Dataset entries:
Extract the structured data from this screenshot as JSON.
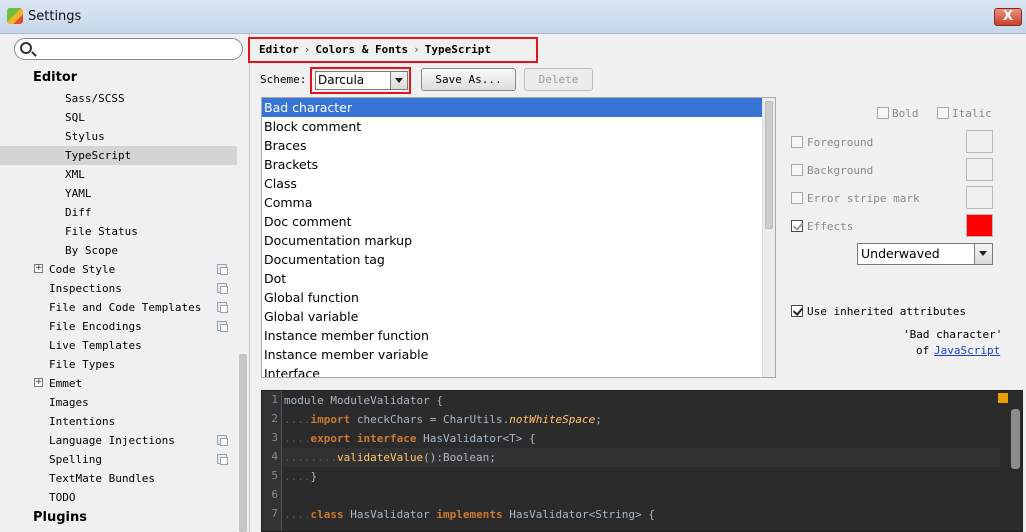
{
  "window": {
    "title": "Settings",
    "close_label": "X"
  },
  "search": {
    "placeholder": ""
  },
  "sidebar": {
    "rows": [
      {
        "label": "Editor",
        "section": true,
        "indent": 33
      },
      {
        "label": "Sass/SCSS",
        "indent": 65
      },
      {
        "label": "SQL",
        "indent": 65
      },
      {
        "label": "Stylus",
        "indent": 65
      },
      {
        "label": "TypeScript",
        "indent": 65,
        "selected": true
      },
      {
        "label": "XML",
        "indent": 65
      },
      {
        "label": "YAML",
        "indent": 65
      },
      {
        "label": "Diff",
        "indent": 65
      },
      {
        "label": "File Status",
        "indent": 65
      },
      {
        "label": "By Scope",
        "indent": 65
      },
      {
        "label": "Code Style",
        "indent": 49,
        "expander": true,
        "copy": true
      },
      {
        "label": "Inspections",
        "indent": 49,
        "copy": true
      },
      {
        "label": "File and Code Templates",
        "indent": 49,
        "copy": true
      },
      {
        "label": "File Encodings",
        "indent": 49,
        "copy": true
      },
      {
        "label": "Live Templates",
        "indent": 49
      },
      {
        "label": "File Types",
        "indent": 49
      },
      {
        "label": "Emmet",
        "indent": 49,
        "expander": true
      },
      {
        "label": "Images",
        "indent": 49
      },
      {
        "label": "Intentions",
        "indent": 49
      },
      {
        "label": "Language Injections",
        "indent": 49,
        "copy": true
      },
      {
        "label": "Spelling",
        "indent": 49,
        "copy": true
      },
      {
        "label": "TextMate Bundles",
        "indent": 49
      },
      {
        "label": "TODO",
        "indent": 49
      },
      {
        "label": "Plugins",
        "section": true,
        "indent": 33
      }
    ]
  },
  "breadcrumb": [
    "Editor",
    "Colors & Fonts",
    "TypeScript"
  ],
  "breadcrumb_sep": "›",
  "scheme": {
    "label": "Scheme:",
    "value": "Darcula",
    "save_as": "Save As...",
    "delete": "Delete"
  },
  "attributes": [
    "Bad character",
    "Block comment",
    "Braces",
    "Brackets",
    "Class",
    "Comma",
    "Doc comment",
    "Documentation markup",
    "Documentation tag",
    "Dot",
    "Global function",
    "Global variable",
    "Instance member function",
    "Instance member variable",
    "Interface"
  ],
  "selected_attribute": 0,
  "options": {
    "bold": "Bold",
    "italic": "Italic",
    "foreground": "Foreground",
    "background": "Background",
    "error_stripe": "Error stripe mark",
    "effects": "Effects",
    "effect_type": "Underwaved",
    "effect_color": "#ff0000",
    "use_inherited": "Use inherited attributes",
    "inherit_quote": "'Bad character'",
    "inherit_of": "of",
    "inherit_link": "JavaScript"
  },
  "editor": {
    "line_numbers": [
      "1",
      "2",
      "3",
      "4",
      "5",
      "6",
      "7"
    ],
    "lines": [
      [
        [
          "",
          "module ModuleValidator {"
        ]
      ],
      [
        [
          "dots",
          "...."
        ],
        [
          "kw",
          "import"
        ],
        [
          "",
          " checkChars = CharUtils."
        ],
        [
          "it",
          "notWhiteSpace"
        ],
        [
          "",
          ";"
        ]
      ],
      [
        [
          "dots",
          "...."
        ],
        [
          "kw",
          "export interface"
        ],
        [
          "",
          " HasValidator<T> {"
        ]
      ],
      [
        [
          "dots",
          "........"
        ],
        [
          "fn",
          "validateValue"
        ],
        [
          "",
          "():Boolean;"
        ]
      ],
      [
        [
          "dots",
          "...."
        ],
        [
          "",
          "}"
        ]
      ],
      [],
      [
        [
          "dots",
          "...."
        ],
        [
          "kw",
          "class"
        ],
        [
          "",
          " HasValidator "
        ],
        [
          "kw",
          "implements"
        ],
        [
          "",
          " HasValidator<String> {"
        ]
      ]
    ]
  }
}
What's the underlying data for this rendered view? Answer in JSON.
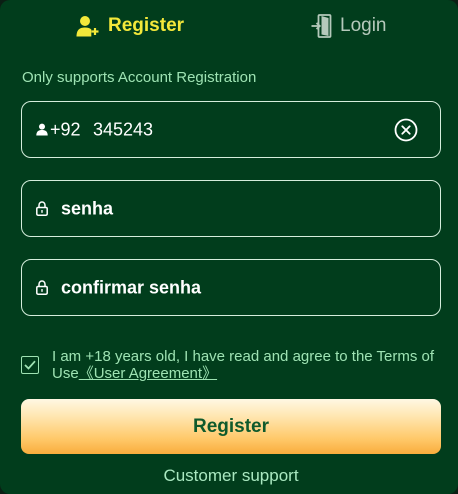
{
  "tabs": {
    "register_label": "Register",
    "login_label": "Login",
    "active": "register"
  },
  "form": {
    "hint": "Only supports Account Registration",
    "phone": {
      "country_code": "+92",
      "value": "345243"
    },
    "password": {
      "value": "senha"
    },
    "confirm_password": {
      "value": "confirmar senha"
    },
    "agreement": {
      "checked": true,
      "text": "I am +18 years old, I have read and agree to the Terms of Use",
      "link_text": "《User Agreement》"
    },
    "submit_label": "Register",
    "support_label": "Customer support"
  },
  "colors": {
    "background": "#013d1c",
    "active_tab": "#f3e83a",
    "accent_text": "#9ee3b3",
    "button_gradient_top": "#fff8e3",
    "button_gradient_bottom": "#f9ad3d",
    "button_text": "#0f5a2c"
  },
  "icons": {
    "register_tab": "add-user-icon",
    "login_tab": "login-door-icon",
    "phone_field": "user-icon",
    "password_field": "lock-icon",
    "clear": "clear-circle-icon",
    "checkbox": "checkmark-icon"
  }
}
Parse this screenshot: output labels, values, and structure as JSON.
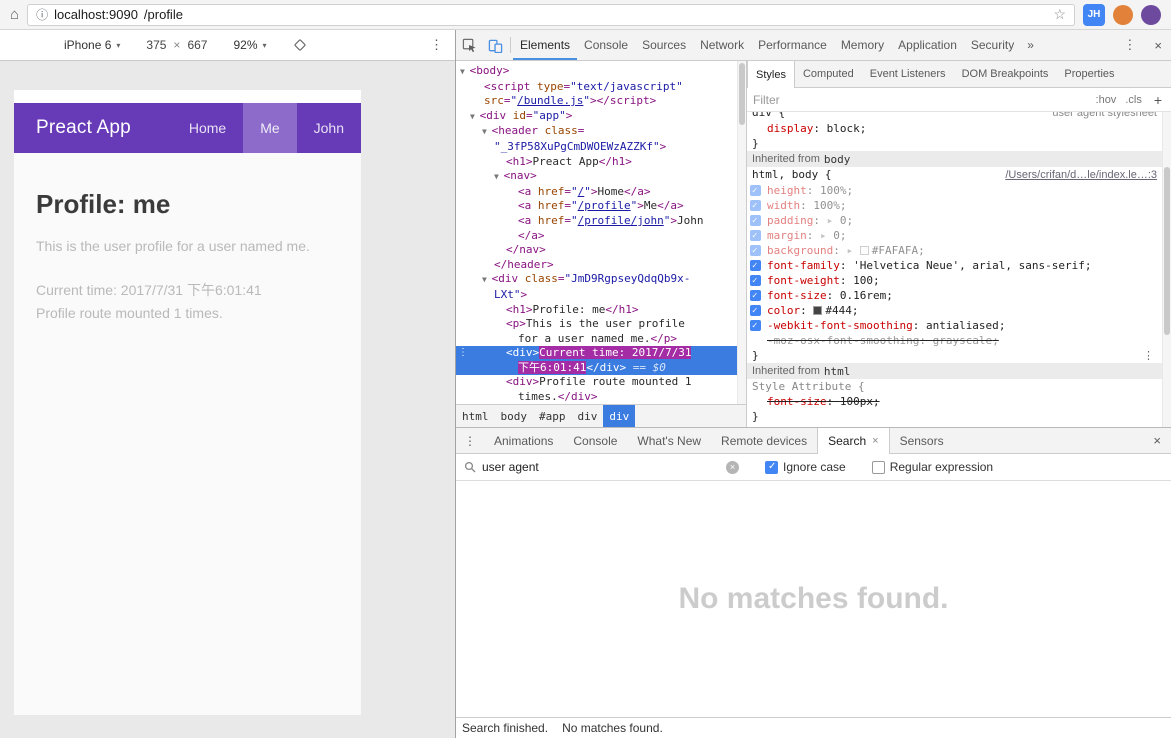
{
  "colors": {
    "accent_blue": "#4285f4",
    "selection_blue": "#3b7ce0",
    "preact_purple": "#673ab8",
    "highlight_magenta": "#a42ca4"
  },
  "icons": {
    "home": "⌂",
    "info": "ⓘ",
    "star": "☆",
    "menu": "⋮",
    "close": "×",
    "caret": "▾",
    "more_tabs": "»",
    "expand": "▸ ",
    "clear": "×"
  },
  "browser": {
    "url_host": "localhost:9090",
    "url_path": "/profile",
    "avatar_label": "JH"
  },
  "device_toolbar": {
    "device": "iPhone 6",
    "width": "375",
    "times": "×",
    "height": "667",
    "zoom": "92%"
  },
  "phone": {
    "title": "Preact App",
    "nav": [
      {
        "label": "Home",
        "active": false
      },
      {
        "label": "Me",
        "active": true
      },
      {
        "label": "John",
        "active": false
      }
    ],
    "heading": "Profile: me",
    "paragraph": "This is the user profile for a user named me.",
    "line_time": "Current time: 2017/7/31 下午6:01:41",
    "line_mounted": "Profile route mounted 1 times."
  },
  "devtools": {
    "main_tabs": [
      {
        "label": "Elements",
        "selected": true
      },
      {
        "label": "Console"
      },
      {
        "label": "Sources"
      },
      {
        "label": "Network"
      },
      {
        "label": "Performance"
      },
      {
        "label": "Memory"
      },
      {
        "label": "Application"
      },
      {
        "label": "Security"
      }
    ]
  },
  "dom_tree": {
    "lines": [
      {
        "pad": 4,
        "tokens": [
          [
            "ar",
            "▼ "
          ],
          [
            "t",
            "<body>"
          ]
        ]
      },
      {
        "pad": 28,
        "tokens": [
          [
            "t",
            "<script "
          ],
          [
            "a",
            "type"
          ],
          [
            "t",
            "="
          ],
          [
            "v",
            "\"text/javascript\""
          ]
        ]
      },
      {
        "pad": 28,
        "tokens": [
          [
            "a",
            "src"
          ],
          [
            "t",
            "="
          ],
          [
            "v",
            "\""
          ],
          [
            "l",
            "/bundle.js"
          ],
          [
            "v",
            "\""
          ],
          [
            "t",
            "></script>"
          ]
        ]
      },
      {
        "pad": 14,
        "tokens": [
          [
            "ar",
            "▼ "
          ],
          [
            "t",
            "<div "
          ],
          [
            "a",
            "id"
          ],
          [
            "t",
            "="
          ],
          [
            "v",
            "\"app\""
          ],
          [
            "t",
            ">"
          ]
        ]
      },
      {
        "pad": 26,
        "tokens": [
          [
            "ar",
            "▼ "
          ],
          [
            "t",
            "<header "
          ],
          [
            "a",
            "class"
          ],
          [
            "t",
            "="
          ]
        ]
      },
      {
        "pad": 38,
        "tokens": [
          [
            "v",
            "\"_3fP58XuPgCmDWOEWzAZZKf\""
          ],
          [
            "t",
            ">"
          ]
        ]
      },
      {
        "pad": 50,
        "tokens": [
          [
            "t",
            "<h1>"
          ],
          [
            "x",
            "Preact App"
          ],
          [
            "t",
            "</h1>"
          ]
        ]
      },
      {
        "pad": 38,
        "tokens": [
          [
            "ar",
            "▼ "
          ],
          [
            "t",
            "<nav>"
          ]
        ]
      },
      {
        "pad": 62,
        "tokens": [
          [
            "t",
            "<a "
          ],
          [
            "a",
            "href"
          ],
          [
            "t",
            "="
          ],
          [
            "v",
            "\""
          ],
          [
            "l",
            "/"
          ],
          [
            "v",
            "\""
          ],
          [
            "t",
            ">"
          ],
          [
            "x",
            "Home"
          ],
          [
            "t",
            "</a>"
          ]
        ]
      },
      {
        "pad": 62,
        "tokens": [
          [
            "t",
            "<a "
          ],
          [
            "a",
            "href"
          ],
          [
            "t",
            "="
          ],
          [
            "v",
            "\""
          ],
          [
            "l",
            "/profile"
          ],
          [
            "v",
            "\""
          ],
          [
            "t",
            ">"
          ],
          [
            "x",
            "Me"
          ],
          [
            "t",
            "</a>"
          ]
        ]
      },
      {
        "pad": 62,
        "tokens": [
          [
            "t",
            "<a "
          ],
          [
            "a",
            "href"
          ],
          [
            "t",
            "="
          ],
          [
            "v",
            "\""
          ],
          [
            "l",
            "/profile/john"
          ],
          [
            "v",
            "\""
          ],
          [
            "t",
            ">"
          ],
          [
            "x",
            "John"
          ]
        ]
      },
      {
        "pad": 62,
        "tokens": [
          [
            "t",
            "</a>"
          ]
        ]
      },
      {
        "pad": 50,
        "tokens": [
          [
            "t",
            "</nav>"
          ]
        ]
      },
      {
        "pad": 38,
        "tokens": [
          [
            "t",
            "</header>"
          ]
        ]
      },
      {
        "pad": 26,
        "tokens": [
          [
            "ar",
            "▼ "
          ],
          [
            "t",
            "<div "
          ],
          [
            "a",
            "class"
          ],
          [
            "t",
            "="
          ],
          [
            "v",
            "\"JmD9RgpseyQdqQb9x-"
          ]
        ]
      },
      {
        "pad": 38,
        "tokens": [
          [
            "v",
            "LXt\""
          ],
          [
            "t",
            ">"
          ]
        ]
      },
      {
        "pad": 50,
        "tokens": [
          [
            "t",
            "<h1>"
          ],
          [
            "x",
            "Profile: me"
          ],
          [
            "t",
            "</h1>"
          ]
        ]
      },
      {
        "pad": 50,
        "tokens": [
          [
            "t",
            "<p>"
          ],
          [
            "x",
            "This is the user profile"
          ]
        ]
      },
      {
        "pad": 62,
        "tokens": [
          [
            "x",
            "for a user named me."
          ],
          [
            "t",
            "</p>"
          ]
        ]
      },
      {
        "pad": 50,
        "sel": true,
        "more": true,
        "tokens": [
          [
            "t",
            "<div>"
          ],
          [
            "hl",
            "Current time: 2017/7/31"
          ]
        ]
      },
      {
        "pad": 62,
        "sel": true,
        "tokens": [
          [
            "hl",
            "下午6:01:41"
          ],
          [
            "t",
            "</div>"
          ],
          [
            "eq",
            " == $0"
          ]
        ]
      },
      {
        "pad": 50,
        "tokens": [
          [
            "t",
            "<div>"
          ],
          [
            "x",
            "Profile route mounted 1"
          ]
        ]
      },
      {
        "pad": 62,
        "tokens": [
          [
            "x",
            "times."
          ],
          [
            "t",
            "</div>"
          ]
        ]
      }
    ]
  },
  "breadcrumb": {
    "items": [
      {
        "label": "html"
      },
      {
        "label": "body"
      },
      {
        "label": "#app"
      },
      {
        "label": "div"
      },
      {
        "label": "div",
        "selected": true
      }
    ]
  },
  "styles_panel": {
    "tabs": [
      {
        "label": "Styles",
        "selected": true
      },
      {
        "label": "Computed"
      },
      {
        "label": "Event Listeners"
      },
      {
        "label": "DOM Breakpoints"
      },
      {
        "label": "Properties"
      }
    ],
    "filter_placeholder": "Filter",
    "hov": ":hov",
    "cls": ".cls",
    "plus": "+",
    "rows": [
      {
        "type": "selector",
        "text": "div {",
        "origin": "user agent stylesheet",
        "clip": true
      },
      {
        "type": "prop",
        "name": "display",
        "value": "block"
      },
      {
        "type": "close"
      },
      {
        "type": "section",
        "label": "Inherited from",
        "node": "body"
      },
      {
        "type": "selector",
        "text": "html, body {",
        "origin": "/Users/crifan/d…le/index.le…:3",
        "origin_link": true
      },
      {
        "type": "prop",
        "chk": true,
        "faded": true,
        "name": "height",
        "value": "100%"
      },
      {
        "type": "prop",
        "chk": true,
        "faded": true,
        "name": "width",
        "value": "100%"
      },
      {
        "type": "prop",
        "chk": true,
        "faded": true,
        "name": "padding",
        "value": "0",
        "expand": true
      },
      {
        "type": "prop",
        "chk": true,
        "faded": true,
        "name": "margin",
        "value": "0",
        "expand": true
      },
      {
        "type": "prop",
        "chk": true,
        "faded": true,
        "name": "background",
        "value": "#FAFAFA",
        "expand": true,
        "swatch": "#FAFAFA"
      },
      {
        "type": "prop",
        "chk": true,
        "name": "font-family",
        "value": "'Helvetica Neue', arial, sans-serif"
      },
      {
        "type": "prop",
        "chk": true,
        "name": "font-weight",
        "value": "100"
      },
      {
        "type": "prop",
        "chk": true,
        "name": "font-size",
        "value": "0.16rem"
      },
      {
        "type": "prop",
        "chk": true,
        "name": "color",
        "value": "#444",
        "swatch": "#444444"
      },
      {
        "type": "prop",
        "chk": true,
        "name": "-webkit-font-smoothing",
        "value": "antialiased"
      },
      {
        "type": "prop",
        "struck": true,
        "gray": true,
        "name": "-moz-osx-font-smoothing",
        "value": "grayscale"
      },
      {
        "type": "close",
        "more": true
      },
      {
        "type": "section",
        "label": "Inherited from",
        "node": "html"
      },
      {
        "type": "selector",
        "text": "Style Attribute {",
        "gray": true
      },
      {
        "type": "prop",
        "struck": true,
        "name": "font-size",
        "value": "100px"
      },
      {
        "type": "close"
      }
    ]
  },
  "drawer": {
    "tabs": [
      {
        "label": "Animations"
      },
      {
        "label": "Console"
      },
      {
        "label": "What's New"
      },
      {
        "label": "Remote devices"
      },
      {
        "label": "Search",
        "selected": true,
        "closable": true
      },
      {
        "label": "Sensors"
      }
    ],
    "search": {
      "query": "user agent",
      "ignore_case_label": "Ignore case",
      "ignore_case_checked": true,
      "regex_label": "Regular expression",
      "regex_checked": false
    },
    "empty_message": "No matches found.",
    "status_left": "Search finished.",
    "status_right": "No matches found."
  }
}
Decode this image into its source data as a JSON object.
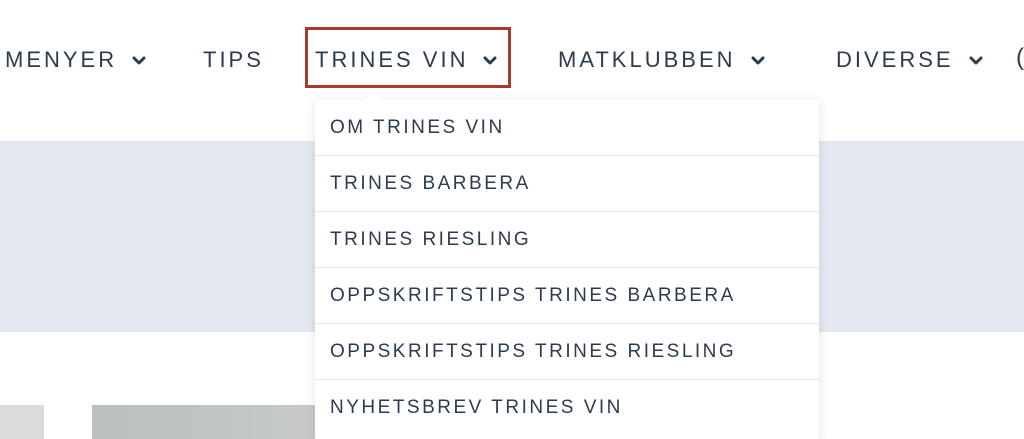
{
  "nav": {
    "items": [
      {
        "label": "MENYER",
        "has_dropdown": true
      },
      {
        "label": "TIPS",
        "has_dropdown": false
      },
      {
        "label": "TRINES VIN",
        "has_dropdown": true,
        "active": true
      },
      {
        "label": "MATKLUBBEN",
        "has_dropdown": true
      },
      {
        "label": "DIVERSE",
        "has_dropdown": true
      }
    ],
    "trailing_icon": "(",
    "active_outline_color": "#a83a2c"
  },
  "dropdown": {
    "items": [
      {
        "label": "OM TRINES VIN"
      },
      {
        "label": "TRINES BARBERA"
      },
      {
        "label": "TRINES RIESLING"
      },
      {
        "label": "OPPSKRIFTSTIPS TRINES BARBERA"
      },
      {
        "label": "OPPSKRIFTSTIPS TRINES RIESLING"
      },
      {
        "label": "NYHETSBREV TRINES VIN"
      }
    ]
  },
  "colors": {
    "text": "#2d3b4e",
    "band": "#e3e8f1",
    "highlight": "#a83a2c"
  }
}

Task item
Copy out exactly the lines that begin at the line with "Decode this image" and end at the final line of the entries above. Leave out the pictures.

Task output
Decode this image into its source data as a JSON object.
{
  "nav": {
    "items": [
      {
        "label": "MENYER",
        "has_dropdown": true
      },
      {
        "label": "TIPS",
        "has_dropdown": false
      },
      {
        "label": "TRINES VIN",
        "has_dropdown": true,
        "active": true
      },
      {
        "label": "MATKLUBBEN",
        "has_dropdown": true
      },
      {
        "label": "DIVERSE",
        "has_dropdown": true
      }
    ],
    "trailing_icon": "(",
    "active_outline_color": "#a83a2c"
  },
  "dropdown": {
    "items": [
      {
        "label": "OM TRINES VIN"
      },
      {
        "label": "TRINES BARBERA"
      },
      {
        "label": "TRINES RIESLING"
      },
      {
        "label": "OPPSKRIFTSTIPS TRINES BARBERA"
      },
      {
        "label": "OPPSKRIFTSTIPS TRINES RIESLING"
      },
      {
        "label": "NYHETSBREV TRINES VIN"
      }
    ]
  },
  "colors": {
    "text": "#2d3b4e",
    "band": "#e3e8f1",
    "highlight": "#a83a2c"
  }
}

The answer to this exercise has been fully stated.